-- The input follows --
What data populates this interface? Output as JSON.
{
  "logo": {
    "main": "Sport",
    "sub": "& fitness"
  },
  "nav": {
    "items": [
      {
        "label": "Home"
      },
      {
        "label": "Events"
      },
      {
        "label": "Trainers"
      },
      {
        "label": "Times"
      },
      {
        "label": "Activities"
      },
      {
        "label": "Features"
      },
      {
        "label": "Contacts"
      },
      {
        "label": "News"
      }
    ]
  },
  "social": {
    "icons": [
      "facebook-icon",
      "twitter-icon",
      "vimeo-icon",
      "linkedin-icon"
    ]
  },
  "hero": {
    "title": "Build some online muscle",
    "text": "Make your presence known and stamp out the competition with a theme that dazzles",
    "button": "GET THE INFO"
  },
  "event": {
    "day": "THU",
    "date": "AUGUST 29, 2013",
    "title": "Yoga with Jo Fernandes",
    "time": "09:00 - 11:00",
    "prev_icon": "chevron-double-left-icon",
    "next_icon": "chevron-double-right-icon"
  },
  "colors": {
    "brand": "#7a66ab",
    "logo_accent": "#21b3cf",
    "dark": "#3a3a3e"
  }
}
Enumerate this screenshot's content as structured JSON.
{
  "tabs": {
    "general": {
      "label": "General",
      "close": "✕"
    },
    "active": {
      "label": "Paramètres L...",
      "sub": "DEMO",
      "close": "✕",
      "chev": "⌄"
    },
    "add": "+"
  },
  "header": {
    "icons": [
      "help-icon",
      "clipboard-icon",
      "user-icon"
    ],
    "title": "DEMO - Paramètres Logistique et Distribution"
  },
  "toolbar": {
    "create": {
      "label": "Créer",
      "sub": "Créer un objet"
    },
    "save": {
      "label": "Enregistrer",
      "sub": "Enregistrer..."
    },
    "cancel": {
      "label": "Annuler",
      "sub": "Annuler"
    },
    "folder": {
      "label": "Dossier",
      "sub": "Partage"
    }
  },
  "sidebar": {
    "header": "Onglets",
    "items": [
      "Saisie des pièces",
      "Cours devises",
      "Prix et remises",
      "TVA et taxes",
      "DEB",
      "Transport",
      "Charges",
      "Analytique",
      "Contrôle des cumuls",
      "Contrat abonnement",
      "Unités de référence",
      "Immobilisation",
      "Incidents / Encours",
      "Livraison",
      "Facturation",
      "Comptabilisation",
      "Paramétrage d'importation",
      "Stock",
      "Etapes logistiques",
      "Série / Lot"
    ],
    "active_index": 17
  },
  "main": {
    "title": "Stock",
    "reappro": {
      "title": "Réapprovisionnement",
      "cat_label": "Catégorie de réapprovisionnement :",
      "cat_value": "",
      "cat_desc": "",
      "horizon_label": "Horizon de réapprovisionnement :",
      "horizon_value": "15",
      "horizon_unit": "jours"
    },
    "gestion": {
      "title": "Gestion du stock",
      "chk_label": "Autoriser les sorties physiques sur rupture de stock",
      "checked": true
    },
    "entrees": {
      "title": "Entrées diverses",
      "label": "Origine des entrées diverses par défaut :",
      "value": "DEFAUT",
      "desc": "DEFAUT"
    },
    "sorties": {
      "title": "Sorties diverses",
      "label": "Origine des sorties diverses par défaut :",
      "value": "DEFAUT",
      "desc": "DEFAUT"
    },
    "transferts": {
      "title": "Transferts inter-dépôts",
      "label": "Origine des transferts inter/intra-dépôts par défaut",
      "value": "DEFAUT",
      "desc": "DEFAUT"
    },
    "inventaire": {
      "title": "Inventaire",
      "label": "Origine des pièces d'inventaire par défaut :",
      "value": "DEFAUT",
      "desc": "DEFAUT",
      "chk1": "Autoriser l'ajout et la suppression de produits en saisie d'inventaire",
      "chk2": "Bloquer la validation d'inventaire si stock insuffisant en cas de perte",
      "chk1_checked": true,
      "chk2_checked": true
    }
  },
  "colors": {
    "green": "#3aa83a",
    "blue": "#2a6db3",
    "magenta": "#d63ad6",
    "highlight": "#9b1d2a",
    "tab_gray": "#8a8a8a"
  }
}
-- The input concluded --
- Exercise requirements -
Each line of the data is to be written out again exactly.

- Response for this exercise -
What data populates this interface? Output as JSON.
{
  "logo": {
    "main": "Sport",
    "sub": "& fitness"
  },
  "nav": {
    "items": [
      {
        "label": "Home"
      },
      {
        "label": "Events"
      },
      {
        "label": "Trainers"
      },
      {
        "label": "Times"
      },
      {
        "label": "Activities"
      },
      {
        "label": "Features"
      },
      {
        "label": "Contacts"
      },
      {
        "label": "News"
      }
    ]
  },
  "social": {
    "icons": [
      "facebook-icon",
      "twitter-icon",
      "vimeo-icon",
      "linkedin-icon"
    ]
  },
  "hero": {
    "title": "Build some online muscle",
    "text": "Make your presence known and stamp out the competition with a theme that dazzles",
    "button": "GET THE INFO"
  },
  "event": {
    "day": "THU",
    "date": "AUGUST 29, 2013",
    "title": "Yoga with Jo Fernandes",
    "time": "09:00 - 11:00",
    "prev_icon": "chevron-double-left-icon",
    "next_icon": "chevron-double-right-icon"
  },
  "colors": {
    "brand": "#7a66ab",
    "logo_accent": "#21b3cf",
    "dark": "#3a3a3e"
  }
}
Enumerate this screenshot's content as structured JSON.
{
  "tabs": {
    "general": {
      "label": "General",
      "close": "✕"
    },
    "active": {
      "label": "Paramètres L...",
      "sub": "DEMO",
      "close": "✕",
      "chev": "⌄"
    },
    "add": "+"
  },
  "header": {
    "icons": [
      "help-icon",
      "clipboard-icon",
      "user-icon"
    ],
    "title": "DEMO - Paramètres Logistique et Distribution"
  },
  "toolbar": {
    "create": {
      "label": "Créer",
      "sub": "Créer un objet"
    },
    "save": {
      "label": "Enregistrer",
      "sub": "Enregistrer..."
    },
    "cancel": {
      "label": "Annuler",
      "sub": "Annuler"
    },
    "folder": {
      "label": "Dossier",
      "sub": "Partage"
    }
  },
  "sidebar": {
    "header": "Onglets",
    "items": [
      "Saisie des pièces",
      "Cours devises",
      "Prix et remises",
      "TVA et taxes",
      "DEB",
      "Transport",
      "Charges",
      "Analytique",
      "Contrôle des cumuls",
      "Contrat abonnement",
      "Unités de référence",
      "Immobilisation",
      "Incidents / Encours",
      "Livraison",
      "Facturation",
      "Comptabilisation",
      "Paramétrage d'importation",
      "Stock",
      "Etapes logistiques",
      "Série / Lot"
    ],
    "active_index": 17
  },
  "main": {
    "title": "Stock",
    "reappro": {
      "title": "Réapprovisionnement",
      "cat_label": "Catégorie de réapprovisionnement :",
      "cat_value": "",
      "cat_desc": "",
      "horizon_label": "Horizon de réapprovisionnement :",
      "horizon_value": "15",
      "horizon_unit": "jours"
    },
    "gestion": {
      "title": "Gestion du stock",
      "chk_label": "Autoriser les sorties physiques sur rupture de stock",
      "checked": true
    },
    "entrees": {
      "title": "Entrées diverses",
      "label": "Origine des entrées diverses par défaut :",
      "value": "DEFAUT",
      "desc": "DEFAUT"
    },
    "sorties": {
      "title": "Sorties diverses",
      "label": "Origine des sorties diverses par défaut :",
      "value": "DEFAUT",
      "desc": "DEFAUT"
    },
    "transferts": {
      "title": "Transferts inter-dépôts",
      "label": "Origine des transferts inter/intra-dépôts par défaut",
      "value": "DEFAUT",
      "desc": "DEFAUT"
    },
    "inventaire": {
      "title": "Inventaire",
      "label": "Origine des pièces d'inventaire par défaut :",
      "value": "DEFAUT",
      "desc": "DEFAUT",
      "chk1": "Autoriser l'ajout et la suppression de produits en saisie d'inventaire",
      "chk2": "Bloquer la validation d'inventaire si stock insuffisant en cas de perte",
      "chk1_checked": true,
      "chk2_checked": true
    }
  },
  "colors": {
    "green": "#3aa83a",
    "blue": "#2a6db3",
    "magenta": "#d63ad6",
    "highlight": "#9b1d2a",
    "tab_gray": "#8a8a8a"
  }
}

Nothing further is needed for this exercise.